One of the more intriguing positions to watch on this team has been cornerback. Oakland brought in veteran corners Tarell Brown and Carlos Rogers from San Francisco to fix what’s been a major weakness on the team. Yet, neither of them has been the teams best corner. TJ Carrie has proven game after game that he’s the best corner on the team. He’s most consistently in the best position and has shown great ability to be physical with opposing receivers and make the big play on the ball to breakup the pass.

Credit: NFL Game Rewind

Late in the first quarter CB TJ Carrie comes in as nickelback in Oakland’s nickel package (3 DLs, 3 LBs, 5 DBs) against Seattle’s 11 personnel (1 RB, 1 TE, 3 WRs) in a 3×1 alignment. Seattle fakes the bubble screen and QB Russell Wilson goes for the back shoulder throw against Carrie. TJ Carrie maintains great discipline, not driving on the screen before the pass is thrown, and makes sure to stay in solid position on his man. Wilson’s rocket arm manages to get the ball into his receiver but TJ Carrie is in position and makes a great physical play to break up the pass. Plays like these display the ever-important ball skills defensive coordinators prize so highly in their DBs. It’s great to be in position to make a play, but if the DB can’t break up the pass it doesn’t matter.

Credit: NFL Game Rewind

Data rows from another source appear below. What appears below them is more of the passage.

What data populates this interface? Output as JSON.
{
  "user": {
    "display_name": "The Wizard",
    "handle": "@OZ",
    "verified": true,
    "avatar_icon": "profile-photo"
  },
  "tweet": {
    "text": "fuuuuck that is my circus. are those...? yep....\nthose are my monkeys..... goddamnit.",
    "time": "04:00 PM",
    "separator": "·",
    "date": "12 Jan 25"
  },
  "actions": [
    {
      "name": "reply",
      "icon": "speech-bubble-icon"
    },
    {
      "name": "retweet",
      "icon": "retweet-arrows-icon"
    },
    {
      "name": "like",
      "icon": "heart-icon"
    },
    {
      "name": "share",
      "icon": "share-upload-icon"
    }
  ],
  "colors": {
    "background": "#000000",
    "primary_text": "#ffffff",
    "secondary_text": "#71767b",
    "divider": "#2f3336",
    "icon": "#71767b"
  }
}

Anyone that’s ready to give up on DJ Hayden is a fool. A couple freak injuries have kept him out of much play, but it’s far too soon to declare him a bust especially considering his potential. Early in the 3rd Quarter, Oakland brings out their big nickel package (3 DLs, 3 LBs, 3 safeties, 2 corners – nickel generally brings in a 3rd corner instead of a 3rd safety) against Seattle in the same formation as in the play above, 11 personnel (1 RB, 1 TE, 3 WRs) 3×1 alignment. On the three receiver side Seattle runs what essentially is an upfield tunnel screen to WR Paul Richardson. Richardson runs no more than five yards upfield then breaks inside taking advantage of pick-like action from WR Jermaine Kearse’s stem. Kearse and WR Doug Baldwin, never even look for the ball. They run off in vertical stems then immediately look to block. DJ Hayden maintains his cushion, keeps a eye on Russell Wilson, and breaks hard on the ball, avoiding the pick in the process. The result is a near pick-6, which is unfortunate, but still a great pass defense forcing the punt.